I didn't get any further than the corner of the adult store tent when a small sign marking an adjacent grassy area caught my eye: "Family camping," it read.
The start of the race is all pomp and circumstance, with Friends of Racing bearing the flag of the driver's country of origin, or maybe the car's country of origin. Each was getting photographed more than all the drivers combined.
There are four different classes of cars that race in the 12 Hours of Sebring: purpose-built racers looking for all the world like Batmobiles with smaller engines; Corvettes/Dodge Vipers, and Porsche 911s and the cars that will lose to them.
The Batmobiles, aka LeMans Prototype 1 or LMP1 category cars, look like something out of Blade Runner with picnic-table-sized wings on the back. The fastest ones are built by Audi, and so the drama this year isn't so much what kind of car will win, but which Audi. At the other end of the field is the GT class dominated by the Porsche 911, one of the few street cars that can be turned into a decent race car. In this class, if you don't have a 911, you're going to have a very long day.
In an endurance race, such as Sebring, cars are driven by teams of three or four drivers who take shifts throughout the race. Unlike NASCAR, drivers of all skill levels are on the track at once. At the sharp end of the field you have highly paid professional gunslingers driving very fast cars, and the other end you have people with more money than talent. This creates what is called a "speed differential" or a "talent gap," which on the track often leads to a situation called a "shunt," which is what happens when a driver runs out of road and talent at the same time.
After the starting ceremony we receded to the hot pits for the actual start of the race, only to be told that we couldn't be in the hot pits anymore because we weren't wearing fire suits. Making journalists wear fire suits in the hot pits is a new rule this year, and may have been enacted as late as that morning. A fire suit is as necessary for a journalist as a Pope hat, and I didn't have either.
But comply I did. Before long I located one for $60, a steal, as custom suits go for up to $1,000. My cheap suit was modeled after a Farmer John outfit. It was ugly in an agrarian way, and may in fact have been designed to protect farmers from cow-fueled methane explosions or something.
Nonetheless, there I was in the hot pits rubbing elbows with folks like Indy 500 winner Danny Sullivan, Formula One drivers Allan McNish and Justin Wilson, and Champ Car driver "Mad" Max Papis.
Rockets' red glare
The clock ticked away, the cars circled the course and when 10:30 p.m. arrived, everyone from Danny Sullivan to the 10 guys in cow costumes seemed to be grateful for the finish.
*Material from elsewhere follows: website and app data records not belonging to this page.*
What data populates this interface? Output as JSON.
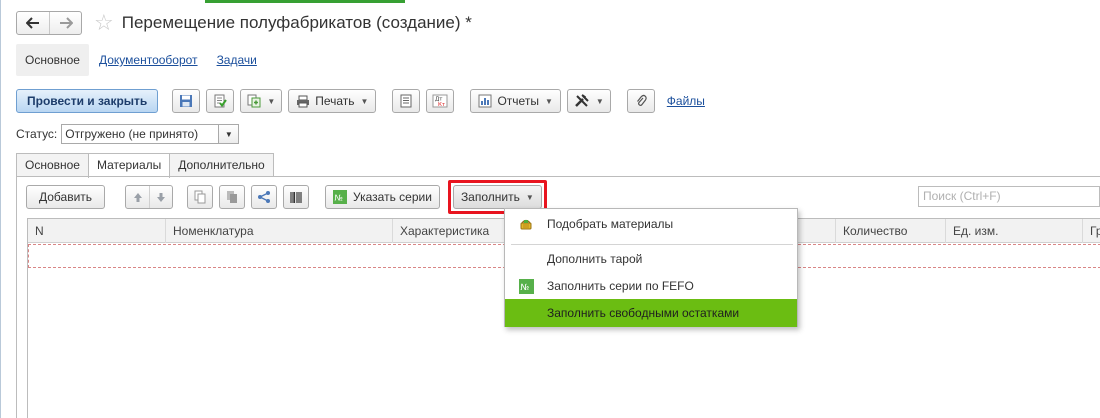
{
  "window": {
    "title": "Перемещение полуфабрикатов (создание) *"
  },
  "section_tabs": [
    {
      "label": "Основное"
    },
    {
      "label": "Документооборот"
    },
    {
      "label": "Задачи"
    }
  ],
  "toolbar": {
    "post_close_label": "Провести и закрыть",
    "print_label": "Печать",
    "reports_label": "Отчеты",
    "files_label": "Файлы"
  },
  "status": {
    "label": "Статус:",
    "value": "Отгружено (не принято)"
  },
  "form_tabs": [
    {
      "label": "Основное"
    },
    {
      "label": "Материалы"
    },
    {
      "label": "Дополнительно"
    }
  ],
  "inner_toolbar": {
    "add_label": "Добавить",
    "series_label": "Указать серии",
    "fill_label": "Заполнить",
    "search_placeholder": "Поиск (Ctrl+F)"
  },
  "table": {
    "columns": [
      "N",
      "Номенклатура",
      "Характеристика",
      "Количество",
      "Ед. изм.",
      "Гр"
    ]
  },
  "fill_menu": {
    "items": [
      {
        "label": "Подобрать материалы",
        "icon": "basket-icon"
      },
      {
        "label": "Дополнить тарой",
        "icon": ""
      },
      {
        "label": "Заполнить серии по FEFO",
        "icon": "series-number-icon"
      },
      {
        "label": "Заполнить свободными остатками",
        "icon": "",
        "selected": true
      }
    ]
  },
  "colors": {
    "accent_green": "#6bbd12",
    "highlight_red": "#e8141f",
    "link_blue": "#1b4f9c"
  }
}
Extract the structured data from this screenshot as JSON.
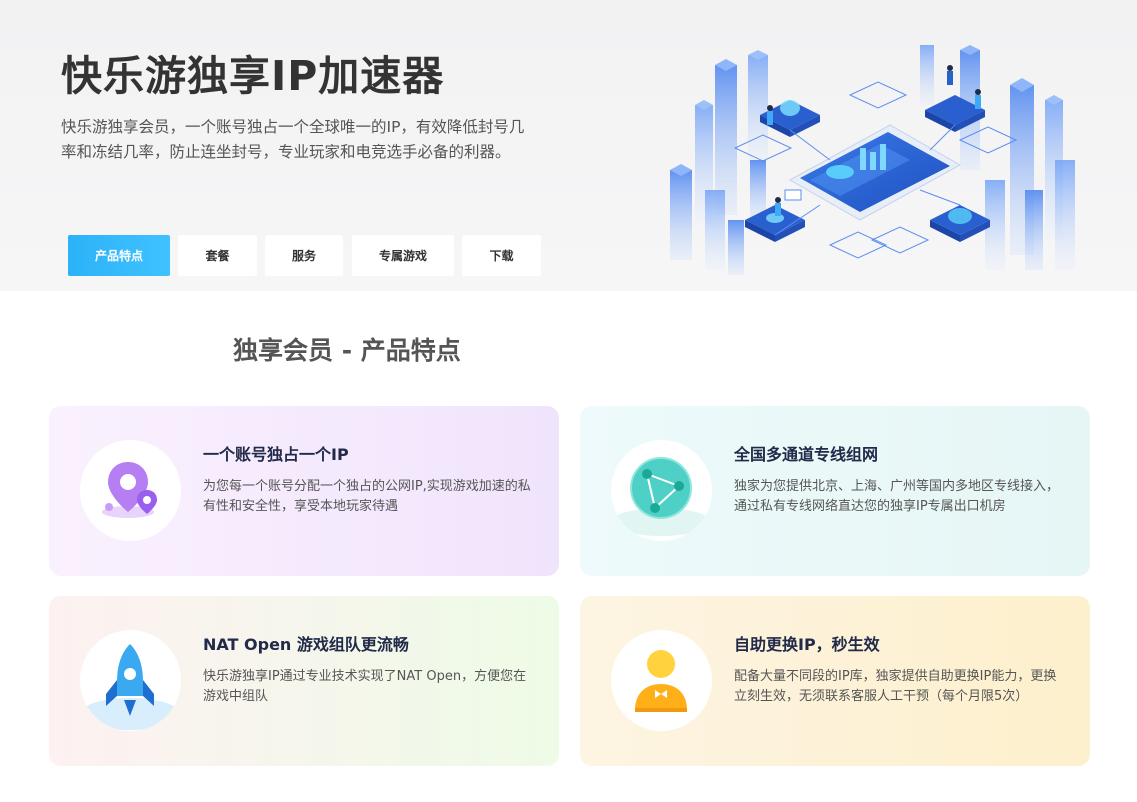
{
  "hero": {
    "title": "快乐游独享IP加速器",
    "description": "快乐游独享会员，一个账号独占一个全球唯一的IP，有效降低封号几率和冻结几率，防止连坐封号，专业玩家和电竞选手必备的利器。"
  },
  "tabs": [
    {
      "label": "产品特点",
      "active": true
    },
    {
      "label": "套餐",
      "active": false
    },
    {
      "label": "服务",
      "active": false
    },
    {
      "label": "专属游戏",
      "active": false
    },
    {
      "label": "下载",
      "active": false
    }
  ],
  "section": {
    "title": "独享会员 - 产品特点"
  },
  "features": [
    {
      "title": "一个账号独占一个IP",
      "text": "为您每一个账号分配一个独占的公网IP,实现游戏加速的私有性和安全性，享受本地玩家待遇",
      "icon": "location-pin-icon"
    },
    {
      "title": "全国多通道专线组网",
      "text": "独家为您提供北京、上海、广州等国内多地区专线接入，通过私有专线网络直达您的独享IP专属出口机房",
      "icon": "globe-network-icon"
    },
    {
      "title": "NAT Open 游戏组队更流畅",
      "text": "快乐游独享IP通过专业技术实现了NAT Open，方便您在游戏中组队",
      "icon": "rocket-icon"
    },
    {
      "title": "自助更换IP，秒生效",
      "text": "配备大量不同段的IP库，独家提供自助更换IP能力，更换立刻生效，无须联系客服人工干预（每个月限5次）",
      "icon": "user-service-icon"
    }
  ],
  "colors": {
    "accent": "#2cb2f8",
    "title_dark": "#222a4a"
  }
}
For the record, Audi Sport UK Team Veloqx, with drivers Frank Biela and Allan McNish, won the race.
As the checkered flag fell, fans cheered, drivers hugged and Green Park was rocked by violent explosions that nobody paid any attention to. At that moment Green Park was probably the only place in America where a terrorist attack could go completely unnoticed.
While the winners mounted the victory podium and sprayed champagne, magnificent fireworks lit up the sky. As we were leaving the track I congratulated an official, and noted that the fireworks had really capped off the moment.
"Yeah, that was something, wasn't it?" he agreed.
"Do you do that every year?" I asked, my question being met with a blank look.
"Son, the track doesn't hire them people. Those came out of Green Park."
Of course they did.